GYRATIONS. Fortunately, there is an arbiter of these claims: The Hulbert Financial Digest (703 683-5905), a monitoring service that analyzes returns for the model portfolios of nearly 130 newsletters. A five-issue trial to Hulbert's monthly letter, just $37.50, gives you a peek at its rankings for the past three, five, and eight years. Hulbert also measures how much risk each adviser takes to achieve returns. That can help you decide whether you can stomach the gyrations a letter's recommended stocks might take.
One of the best long-term performers has been the Value Line Investment Survey ($525, 800 634-3583), which provides commentary on economic and financial trends and employs its vaunted system for rating stocks. In the 12 years since Hulbert began rating letters, Value Line's picks have gained 621%, vs. 536% for the Dow. But much of those gains came during the early 1980s, and in the first six months of this year, the service was down 8%, vs. the Dow's 6% gain. That has prompted some to question whether Value Line's system has become outdated. Ironically, in the past three years Value Line has been upstaged by Value Line's OTC Special Situations Service, whose 97% gain was nearly double that of its parent.
Conservative investors would also cotton to Geraldine Weiss's Investment Quality Trends, which uses a system of buying blue-chip stocks when their yields (a company's dividend as a percentage of its stock price) are at or near historical highs and then selling when they approach historical lows. Recently, Weiss has become bearish about most stocks and is recommending electric utilities with low debt and dividend payouts that top 5%. Weiss started her letter with a friend 26 years ago after her economics degree failed to land her more than a secretarial job on Wall Street. For years, she chose to conceal her gender, signing her newsletter "G. Weiss."
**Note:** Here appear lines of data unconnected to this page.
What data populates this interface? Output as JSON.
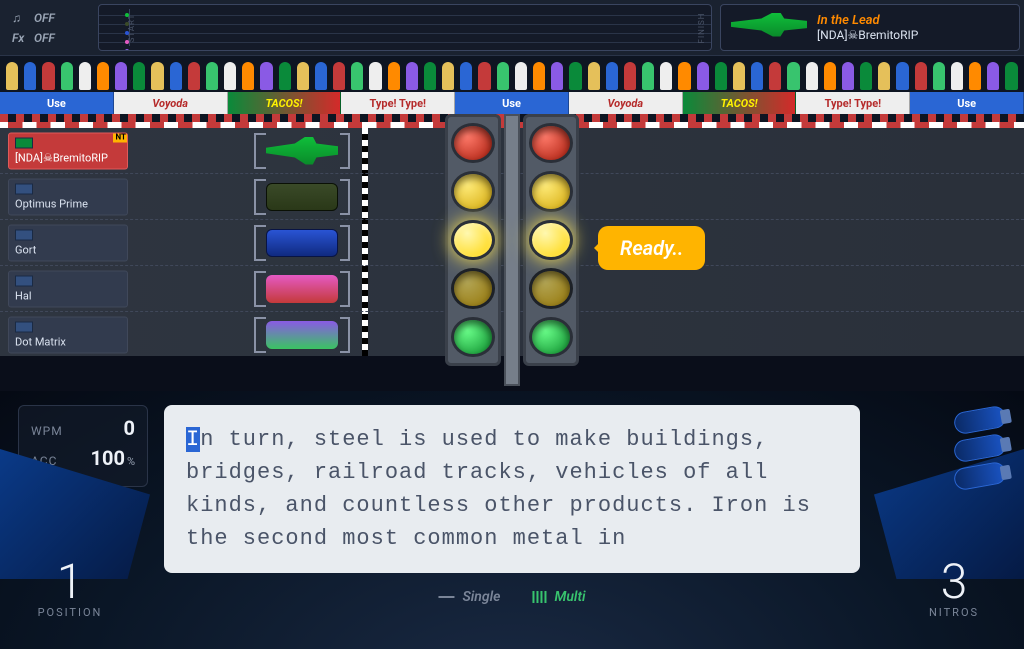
{
  "sound": {
    "music": "OFF",
    "fx": "OFF"
  },
  "minimap": {
    "start_label": "START",
    "finish_label": "FINISH"
  },
  "lead_panel": {
    "title": "In the Lead",
    "name": "[NDA]☠BremitoRIP"
  },
  "ad_boards": [
    {
      "style": "use",
      "label": "Use"
    },
    {
      "style": "voyoda",
      "label": "Voyoda"
    },
    {
      "style": "tacos",
      "label": "TACOS!"
    },
    {
      "style": "typetype",
      "label": "Type! Type!"
    },
    {
      "style": "use",
      "label": "Use"
    },
    {
      "style": "voyoda",
      "label": "Voyoda"
    },
    {
      "style": "tacos",
      "label": "TACOS!"
    },
    {
      "style": "typetype",
      "label": "Type! Type!"
    },
    {
      "style": "use",
      "label": "Use"
    }
  ],
  "players": [
    {
      "name": "[NDA]☠BremitoRIP",
      "me": true,
      "car": "formula",
      "flag_color": "#0a8a3a",
      "nt": true
    },
    {
      "name": "Optimus Prime",
      "me": false,
      "car": "sedan1",
      "flag_color": "#33507f"
    },
    {
      "name": "Gort",
      "me": false,
      "car": "sedan2",
      "flag_color": "#33507f"
    },
    {
      "name": "Hal",
      "me": false,
      "car": "truck1",
      "flag_color": "#33507f"
    },
    {
      "name": "Dot Matrix",
      "me": false,
      "car": "truck2",
      "flag_color": "#33507f"
    }
  ],
  "status_bubble": "Ready..",
  "stats": {
    "wpm_label": "WPM",
    "wpm_value": "0",
    "acc_label": "ACC",
    "acc_value": "100",
    "acc_unit": "%"
  },
  "typing_text": {
    "first_char": "I",
    "rest": "n turn, steel is used to make buildings, bridges, railroad tracks, vehicles of all kinds, and countless other products. Iron is the second most common metal in"
  },
  "position": {
    "value": "1",
    "label": "POSITION"
  },
  "nitros": {
    "count": 3,
    "value": "3",
    "label": "NITROS"
  },
  "modes": {
    "single": "Single",
    "multi": "Multi",
    "active": "multi"
  },
  "colors": {
    "accent_orange": "#ff8a00",
    "accent_yellow": "#ffb400",
    "accent_green": "#38c46e",
    "accent_blue": "#2a66d4",
    "danger_red": "#c43a3a"
  }
}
DISK-DRIVE ALERT. Rather roll the dice on hot growths than frumpy blue chips? Louis Navellier's MPT Review may be your letter. Applying the precepts of Modern Portfolio Theory that he learned from California State's MBA program, Navellier looks for companies with growing profit margins and rising earnings trends. Navellier's approach has been volatile but profitable: Last year's blistering 84% return has been followed by a 13% drop in the portfolio value so far this year. His current hot stock: Maxtor,the maker of computer disk drives, which Navellier thinks will surprise Wall Street with dramatically higher earnings.
Another top performer has been BI Research, which Tom Bishop produces every six weeks or so from his rural Connecticut farm. He toils as an accountant by day, using his lunch hour and evenings to pore over annual reports. Bishop's forte is special situations--small companies that are the low-cost operators in their fields, for instance. His current favorite is Rally's, the Louisville hamburger chain.
One newsletter that could prove particularly timely in the current economic climate is George Putnam's monthly Turnaround Letter, which trolls for opportunities among the wreckage of the 1980s. During the first half of 1992, Putnam's portfolio jumped 39%, among the best of those ranked by Hulbert. A former bankruptcy lawyer, Putnam currently is keen on Digicon, an oil-and-gas industry supplier that emerged from Chapter 11 a year ago.
As they say in the investment business, past performance is no guarantee of future success. That's true for brokers, too. The $200 you shell out for a newsletter could be a small price to pay for the insights of an adviser not dependent on trading commissions.